Pakistan's intelligence agency today denied claims that they secretly aid the Taliban, detailed in leaked US military reports.
The reports, released by the online whistle-blower Wikileaks, appear to support what many observers have already claimed, that the Inter Services Intelligence (ISI) organisation initially backed the Taliban as allies in Afghanistan against any Indian expansion there - and still continue to support them.
They also raised new questions about whether the West can succeed in convincing Pakistan to sever its historical links to the Taliban and deny them sanctuary along the Afghan border.
The US has given Pakistan billions in military aid since 2001 to enlist its cooperation.

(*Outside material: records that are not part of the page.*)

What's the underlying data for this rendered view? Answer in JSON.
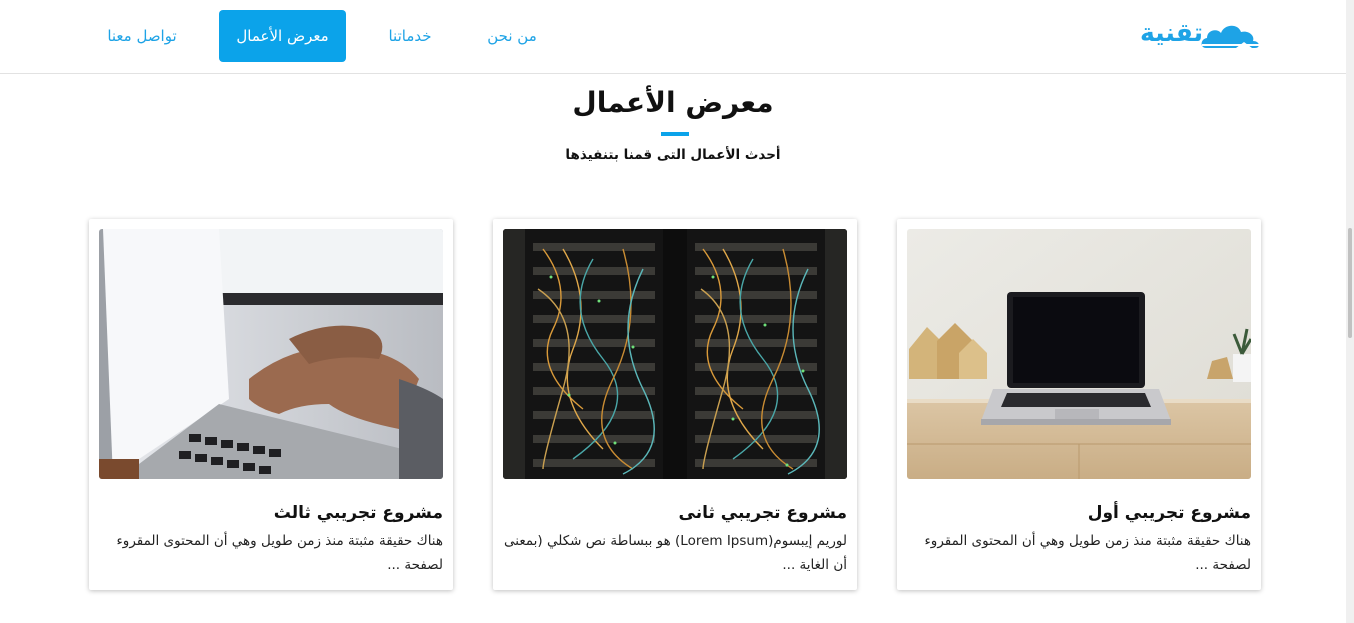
{
  "brand": {
    "name": "تقنية",
    "color": "#1ea3e6"
  },
  "nav": {
    "items": [
      {
        "label": "من نحن",
        "active": false
      },
      {
        "label": "خدماتنا",
        "active": false
      },
      {
        "label": "معرض الأعمال",
        "active": true
      },
      {
        "label": "تواصل معنا",
        "active": false
      }
    ],
    "active_color": "#0ba3ea"
  },
  "section": {
    "title": "معرض الأعمال",
    "subtitle": "أحدث الأعمال التى قمنا بتنفيذها"
  },
  "cards": [
    {
      "title": "مشروع تجريبي أول",
      "text": "هناك حقيقة مثبتة منذ زمن طويل وهي أن المحتوى المقروء لصفحة ...",
      "image": "laptop-on-desk"
    },
    {
      "title": "مشروع تجريبي ثانى",
      "text": "لوريم إيبسوم(Lorem Ipsum) هو ببساطة نص شكلي (بمعنى أن الغاية ...",
      "image": "server-rack"
    },
    {
      "title": "مشروع تجريبي ثالث",
      "text": "هناك حقيقة مثبتة منذ زمن طويل وهي أن المحتوى المقروء لصفحة ...",
      "image": "hands-typing"
    }
  ],
  "icons": {
    "logo": "cloud-icon"
  }
}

But the leaked reports, which cover a period from January 2004 to December 2009, suggest that current and former officials from Pakistan's Inter-Services Intelligence agency have met directly with the Taliban to co-ordinate attacks in Afghanistan.
A senior ISI official, who did not want to be identified, denied the allegations, saying they were from raw intelligence reports that had not been verified and were meant to impugn the reputation of the spy agency.
In one report from March 2008, the ISI is alleged to have ordered Siraj Haqqani, a prominent militant based in north-western Pakistan, to kill workers from archenemy India who are building roads in Afghanistan.
In another from March 2007, the ISI is alleged to have given Jalaluddin Haqqani, Siraj's father, 1,000 motorcycles to carry out suicide attacks in Afghanistan.
While these reports, and many of the other 91,000 released by Wikileaks, cannot be independently verified, the Haqqanis run a military network based in Pakistan's North Waziristan tribal area that is believed to have close ties with the ISI.
Other reports mention former ISI officials, including Hamid Gul, who headed the agency in the late 1980s when Pakistan and the US were supporting Islamist militants in their fight against the Soviets in Afghanistan.
In one report, Gul, who has been an outspoken supporter of the Taliban, is alleged to have dispatched three men in December 2006 to carry out attacks in Afghanistan's capital.
"Reportedly Gul's final comment to the three individuals was to make the snow warm in Kabul, basically telling them to set Kabul aflame," said the report.
Gul, who appeared multiple times throughout the reports, denied allegations that he was working with the Taliban, saying "these leaked documents against me are fiction and nothing else."
The US has had little success convincing Pakistan to target Afghan Taliban holed up in the country, especially members of the Haqqani network, which the US military considers the most dangerous militant group in Afghanistan.
Pakistan helped the Taliban seize power in Afghanistan in the 1990s. Although the government renounced the group in 2001 under US pressure, many analysts believe Pakistan refuses to sever links with the Taliban because it believes it could be a useful ally in Afghanistan after foreign forces withdraw.